Scotland has seen many initiatives in the area of social justice, and a host of new and re-engineered agencies and quangos spending public money to create a Scotland "where everyone matters". Social Inclusion Partnerships (SIPs), established in May 1998, have been a crucial part of this. They have attempted to pioneer a shift away from a bricks and mortar focus and physical regeneration to wider ideas of social regeneration by developing new ways of working, using public money and involving communities. There are 48 SIPs in Scotland, 34 area-based and 14 thematic, with one-quarter of them in Glasgow. Together they spend a total of £120 million a year which is not very much in a Scottish Executive budget of £20 billion particularly given the hopes and aspirations invested in them. It is also not much compared with the previous failed Tory Scottish Office "New Life for Urban Scotland", which focused £80 million into four priority areas.
SIPs were meant to provide a new start after decades of failed initiatives in poor areas. The £120 million per annum was designed to act as a catalyst for other agencies and money from the public, voluntary and private sectors. It was intended to bring joined-up solutions, rather than the fragmented practice of numerous agencies: local authority, Scottish Executive, Westminster, and numerous quangos. Sadly, the reality has been that for all the rhetoric of partnership, professionals and bureaucrats have not begun working together in new ways to support communities. Instead, they have behaved in the traditional bureaucratic-officialdom way and sat on their budgets and kept their money to themselves. This has meant that the impact of the SIPs has been severely limited.
For all the rhetoric of finding new ways of working SIPs have been more top-down in practice. A crucial issue has been the unrepresentative nature of SIP boards. These are generally stuffed with the institutional clutter and bodies that dominate Scottish public life: education, health, enterprise boards, local authorities, MPs, and MSPs. There have been accusations of boards being dominated by "Labour placemen", and as a result of concerns, a Register of Interests was introduced by the Scottish Executive in March 2002 - three years after SIPs were set up.
Another concern has been the degree of community involvement another favourite buzz-phrase. According to the Scottish Council for Voluntary Organisation's directory of SIPs, of the 48, only three have a majority of community representatives on their boards. Several have none at all. This has seen tension and conflict between community activists and local campaigners and SIP staff and board members about who speaks for the community, and who has the best interests of the community at heart.

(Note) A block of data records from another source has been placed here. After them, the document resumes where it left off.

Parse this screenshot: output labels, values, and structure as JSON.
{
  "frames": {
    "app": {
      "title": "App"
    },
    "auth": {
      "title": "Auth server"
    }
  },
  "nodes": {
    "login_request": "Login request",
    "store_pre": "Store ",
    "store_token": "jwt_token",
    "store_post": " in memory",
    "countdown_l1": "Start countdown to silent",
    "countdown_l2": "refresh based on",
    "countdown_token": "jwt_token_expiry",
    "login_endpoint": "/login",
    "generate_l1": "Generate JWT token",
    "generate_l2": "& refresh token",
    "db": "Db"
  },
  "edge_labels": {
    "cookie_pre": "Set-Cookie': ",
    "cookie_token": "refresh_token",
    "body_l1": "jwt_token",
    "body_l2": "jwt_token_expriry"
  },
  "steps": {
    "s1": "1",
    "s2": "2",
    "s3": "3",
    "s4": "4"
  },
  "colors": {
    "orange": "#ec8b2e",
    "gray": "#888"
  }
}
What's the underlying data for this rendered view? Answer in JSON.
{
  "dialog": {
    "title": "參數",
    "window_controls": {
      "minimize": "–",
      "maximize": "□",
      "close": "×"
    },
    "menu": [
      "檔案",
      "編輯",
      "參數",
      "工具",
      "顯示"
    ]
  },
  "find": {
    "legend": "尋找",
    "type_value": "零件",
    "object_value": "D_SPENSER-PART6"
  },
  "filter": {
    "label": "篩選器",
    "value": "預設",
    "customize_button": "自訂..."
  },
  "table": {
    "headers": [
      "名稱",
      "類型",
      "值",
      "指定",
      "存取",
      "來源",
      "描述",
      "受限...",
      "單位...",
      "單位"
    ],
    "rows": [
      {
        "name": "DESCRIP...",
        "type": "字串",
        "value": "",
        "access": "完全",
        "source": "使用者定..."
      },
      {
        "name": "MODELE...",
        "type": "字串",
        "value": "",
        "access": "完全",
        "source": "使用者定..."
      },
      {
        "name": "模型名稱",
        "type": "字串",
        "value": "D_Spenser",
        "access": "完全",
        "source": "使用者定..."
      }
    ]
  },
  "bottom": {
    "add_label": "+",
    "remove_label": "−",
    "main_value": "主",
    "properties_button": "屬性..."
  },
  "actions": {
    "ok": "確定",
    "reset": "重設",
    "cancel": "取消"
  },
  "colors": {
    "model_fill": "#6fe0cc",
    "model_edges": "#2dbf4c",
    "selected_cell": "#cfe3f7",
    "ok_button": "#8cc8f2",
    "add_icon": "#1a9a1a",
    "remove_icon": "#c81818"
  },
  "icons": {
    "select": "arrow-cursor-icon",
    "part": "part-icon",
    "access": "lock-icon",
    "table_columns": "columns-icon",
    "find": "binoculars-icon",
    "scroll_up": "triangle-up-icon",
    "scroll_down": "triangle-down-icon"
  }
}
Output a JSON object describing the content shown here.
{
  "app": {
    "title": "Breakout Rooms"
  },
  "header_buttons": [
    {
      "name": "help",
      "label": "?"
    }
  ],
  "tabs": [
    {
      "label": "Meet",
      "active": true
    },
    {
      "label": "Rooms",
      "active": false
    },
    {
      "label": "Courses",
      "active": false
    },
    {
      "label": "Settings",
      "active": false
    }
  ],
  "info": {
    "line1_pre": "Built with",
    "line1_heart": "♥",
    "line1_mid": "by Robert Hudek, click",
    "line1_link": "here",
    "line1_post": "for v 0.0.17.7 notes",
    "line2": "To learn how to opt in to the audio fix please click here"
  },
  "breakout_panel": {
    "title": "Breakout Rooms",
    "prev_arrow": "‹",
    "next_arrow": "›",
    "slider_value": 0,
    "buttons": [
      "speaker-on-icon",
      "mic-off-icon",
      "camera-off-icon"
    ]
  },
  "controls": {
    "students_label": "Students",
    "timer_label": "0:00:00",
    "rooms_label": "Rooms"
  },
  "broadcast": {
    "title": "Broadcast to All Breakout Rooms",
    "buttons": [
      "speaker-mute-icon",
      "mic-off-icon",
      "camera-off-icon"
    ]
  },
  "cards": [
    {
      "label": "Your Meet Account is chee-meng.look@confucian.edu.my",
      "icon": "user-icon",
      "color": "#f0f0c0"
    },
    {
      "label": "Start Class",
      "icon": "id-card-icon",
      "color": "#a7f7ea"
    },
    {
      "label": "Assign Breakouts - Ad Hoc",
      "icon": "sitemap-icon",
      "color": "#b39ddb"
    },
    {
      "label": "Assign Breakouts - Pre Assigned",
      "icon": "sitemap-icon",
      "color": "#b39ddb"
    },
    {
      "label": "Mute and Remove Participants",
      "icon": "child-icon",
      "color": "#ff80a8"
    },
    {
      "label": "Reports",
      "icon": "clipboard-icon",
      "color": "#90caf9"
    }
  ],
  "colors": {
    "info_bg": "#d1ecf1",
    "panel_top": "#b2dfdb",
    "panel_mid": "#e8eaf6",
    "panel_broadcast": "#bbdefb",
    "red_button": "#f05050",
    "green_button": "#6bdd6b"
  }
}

Launched with great hope and filled with the rhetoric of change, SIPs have become part of the professional class of networked state Scotland - that group of salaried, sometimes well-remunerated professionals who know how to talk in the way that they are seen as the champions of the people and the down-trodden, but are really looking after their own interest and advancement.
Communities have expressed dismay in several SIPs about most senior posts going to people outside an area, thus restricting one of the ways SIPs could contribute towards regeneration. SIP boards and the way they have involved communities represents a very narrow notion of public Scotland. And while they have been good at talking the talk, in reality they have continued the tradition of imposing solutions, of assuming professionals know best, and being part of the Fabian paternalist palliative tradition which is not about giving people the right to run their communities as they see fit.
The picture of poverty and disadvantage is a complex one, but most people in poverty in Scotland do not live in a SIP. Glasgow has 16 of the 20 most deprived areas in Scotland and 12 SIPs. How does one deal with areas that are middling through and that have both problems and deprivation, but are not perhaps among the worst?
Areas for example such as Govanhill where there was controversy when the Council shut the local swimming pool, fuelling fears that the area was being left by national and local services to decline. People in Govanhill, sandwiched between the Gorbals, which has SIP status and Castlemilk, which has a local partnership, felt abandoned. Do areas have to become problem areas before support kicks in?
While there have been concerns over area-based SIPs duplicating existing services, there have been successes. Themed SIPs, which bring together agencies and individuals on a specific issue, have broken new ground. Examples of pioneering work here include Big Step - working with young people; the Glasgow Anti-Racist Alliance; and the Routes out of Prostitution initiative. These projects have brought together people who might not normally get together, done something different and improved people's lives.
Change is coming to SIPs, with their administration and monitoring now being undertaken by the quango - Communities Scotland. However, we need to do more than tinker with their structure, we need to learn from their track records. In a country as scarred by poverty and injustice as Scotland is, how can we bring about change?
Can governments and public agencies really deliver social justice, or do we need to think about different ways? How can we capture the enthusiasm, drive and innovation that exists in communities and give people the capacity to change things themselves? Perhaps part of the answer is in realising that government is as much a part of the problem as the solution.
The Herald, Saturday 8th March 2003: www.theherald.co.uk
Gerry Hassan's latest book is Anatomy of the New Scotland, published by Mainstream, priced £20.